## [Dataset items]
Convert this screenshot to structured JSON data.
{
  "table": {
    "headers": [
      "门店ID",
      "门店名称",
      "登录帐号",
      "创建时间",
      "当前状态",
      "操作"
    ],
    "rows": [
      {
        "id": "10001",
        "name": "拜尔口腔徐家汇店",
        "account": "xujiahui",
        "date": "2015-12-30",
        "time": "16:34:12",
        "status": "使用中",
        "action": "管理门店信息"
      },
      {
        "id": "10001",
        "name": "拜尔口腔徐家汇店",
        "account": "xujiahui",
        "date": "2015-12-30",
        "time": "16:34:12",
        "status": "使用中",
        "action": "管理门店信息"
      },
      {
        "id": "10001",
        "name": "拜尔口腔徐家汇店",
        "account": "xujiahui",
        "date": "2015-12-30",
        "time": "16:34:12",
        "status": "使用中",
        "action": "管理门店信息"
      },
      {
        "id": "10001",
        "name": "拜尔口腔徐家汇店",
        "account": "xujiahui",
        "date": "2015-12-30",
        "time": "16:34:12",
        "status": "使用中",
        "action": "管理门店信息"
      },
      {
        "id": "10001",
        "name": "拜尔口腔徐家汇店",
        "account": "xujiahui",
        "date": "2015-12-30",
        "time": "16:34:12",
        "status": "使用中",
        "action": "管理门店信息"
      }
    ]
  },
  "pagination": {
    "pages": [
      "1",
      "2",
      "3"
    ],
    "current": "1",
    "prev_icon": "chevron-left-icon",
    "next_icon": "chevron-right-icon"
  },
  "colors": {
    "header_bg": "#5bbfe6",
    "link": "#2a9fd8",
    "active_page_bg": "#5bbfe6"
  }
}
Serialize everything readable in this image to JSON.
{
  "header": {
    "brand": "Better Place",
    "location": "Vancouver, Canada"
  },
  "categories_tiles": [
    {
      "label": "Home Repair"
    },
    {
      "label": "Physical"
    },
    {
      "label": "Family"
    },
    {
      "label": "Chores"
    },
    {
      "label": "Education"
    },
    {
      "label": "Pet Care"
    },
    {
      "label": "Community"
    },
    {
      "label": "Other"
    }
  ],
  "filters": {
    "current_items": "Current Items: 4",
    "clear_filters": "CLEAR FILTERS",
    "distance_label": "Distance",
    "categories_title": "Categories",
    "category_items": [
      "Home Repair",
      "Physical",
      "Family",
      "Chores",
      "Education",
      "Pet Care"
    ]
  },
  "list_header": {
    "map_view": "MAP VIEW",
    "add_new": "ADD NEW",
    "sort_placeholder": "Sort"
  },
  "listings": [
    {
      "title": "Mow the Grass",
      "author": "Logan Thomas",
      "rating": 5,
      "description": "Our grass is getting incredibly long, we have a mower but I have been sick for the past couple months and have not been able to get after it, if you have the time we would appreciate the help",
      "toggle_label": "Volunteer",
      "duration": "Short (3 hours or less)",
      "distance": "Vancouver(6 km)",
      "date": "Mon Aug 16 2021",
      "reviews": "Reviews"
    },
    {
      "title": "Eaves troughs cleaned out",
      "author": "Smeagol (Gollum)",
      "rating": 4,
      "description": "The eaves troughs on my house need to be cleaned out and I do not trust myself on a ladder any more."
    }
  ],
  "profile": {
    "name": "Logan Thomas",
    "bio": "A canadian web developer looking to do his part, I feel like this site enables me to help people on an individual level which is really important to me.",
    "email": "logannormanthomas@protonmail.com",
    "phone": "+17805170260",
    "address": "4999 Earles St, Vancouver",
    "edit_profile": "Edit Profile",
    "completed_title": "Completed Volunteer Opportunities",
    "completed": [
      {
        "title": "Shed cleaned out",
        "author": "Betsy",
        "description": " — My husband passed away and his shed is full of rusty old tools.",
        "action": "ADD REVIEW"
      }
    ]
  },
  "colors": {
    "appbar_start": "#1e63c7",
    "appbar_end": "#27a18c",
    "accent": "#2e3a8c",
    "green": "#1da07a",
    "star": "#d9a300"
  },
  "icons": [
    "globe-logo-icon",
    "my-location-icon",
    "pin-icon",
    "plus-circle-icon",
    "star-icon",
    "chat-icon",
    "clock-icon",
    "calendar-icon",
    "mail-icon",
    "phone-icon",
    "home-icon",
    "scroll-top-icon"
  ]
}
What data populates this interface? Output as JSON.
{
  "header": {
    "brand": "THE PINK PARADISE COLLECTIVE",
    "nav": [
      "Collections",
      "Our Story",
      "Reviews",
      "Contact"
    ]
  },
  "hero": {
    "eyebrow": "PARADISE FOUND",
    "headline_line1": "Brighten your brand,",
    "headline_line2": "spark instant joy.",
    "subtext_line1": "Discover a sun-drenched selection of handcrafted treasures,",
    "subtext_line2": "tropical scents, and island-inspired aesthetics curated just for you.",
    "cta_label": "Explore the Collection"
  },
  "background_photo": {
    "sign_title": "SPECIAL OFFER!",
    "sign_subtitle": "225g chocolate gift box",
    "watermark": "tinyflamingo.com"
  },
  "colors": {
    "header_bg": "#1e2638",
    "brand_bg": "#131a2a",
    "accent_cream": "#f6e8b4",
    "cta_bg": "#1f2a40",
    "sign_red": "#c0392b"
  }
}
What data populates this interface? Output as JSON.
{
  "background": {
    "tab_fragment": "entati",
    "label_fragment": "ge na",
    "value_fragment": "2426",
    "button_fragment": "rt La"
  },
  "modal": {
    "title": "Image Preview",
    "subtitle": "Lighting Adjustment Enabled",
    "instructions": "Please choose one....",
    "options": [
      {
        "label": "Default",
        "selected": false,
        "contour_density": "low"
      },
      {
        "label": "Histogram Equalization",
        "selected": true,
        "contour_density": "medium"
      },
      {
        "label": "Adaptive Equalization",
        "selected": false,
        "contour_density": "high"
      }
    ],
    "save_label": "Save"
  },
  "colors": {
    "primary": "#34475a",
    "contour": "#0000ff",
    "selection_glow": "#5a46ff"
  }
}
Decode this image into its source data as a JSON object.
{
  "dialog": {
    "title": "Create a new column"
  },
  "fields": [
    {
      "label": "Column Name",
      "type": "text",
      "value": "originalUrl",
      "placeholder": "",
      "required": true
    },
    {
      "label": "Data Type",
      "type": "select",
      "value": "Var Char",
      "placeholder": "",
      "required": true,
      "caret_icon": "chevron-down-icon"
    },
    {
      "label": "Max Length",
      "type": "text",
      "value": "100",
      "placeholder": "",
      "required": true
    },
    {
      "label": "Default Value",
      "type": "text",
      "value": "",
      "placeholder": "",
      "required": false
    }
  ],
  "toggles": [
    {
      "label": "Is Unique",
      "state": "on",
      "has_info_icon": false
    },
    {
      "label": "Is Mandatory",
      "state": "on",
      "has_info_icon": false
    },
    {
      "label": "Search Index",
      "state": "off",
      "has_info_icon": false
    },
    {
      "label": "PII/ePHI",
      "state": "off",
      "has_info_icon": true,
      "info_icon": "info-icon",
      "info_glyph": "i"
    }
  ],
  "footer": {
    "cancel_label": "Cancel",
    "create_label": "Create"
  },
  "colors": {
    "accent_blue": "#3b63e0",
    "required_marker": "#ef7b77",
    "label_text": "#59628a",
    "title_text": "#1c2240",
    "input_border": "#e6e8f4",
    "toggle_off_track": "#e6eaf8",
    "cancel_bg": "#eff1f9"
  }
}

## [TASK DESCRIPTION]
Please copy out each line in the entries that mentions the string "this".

## [COMPLETED EXERCISE]
Convert this screenshot to structured JSON data.
Serialize everything readable in this image to JSON.
    "bio": "A canadian web developer looking to do his part, I feel like this site enables me to help people on an individual level which is really important to me.",
What data populates this interface? Output as JSON.
What data populates this interface? Output as JSON.
Decode this image into its source data as a JSON object.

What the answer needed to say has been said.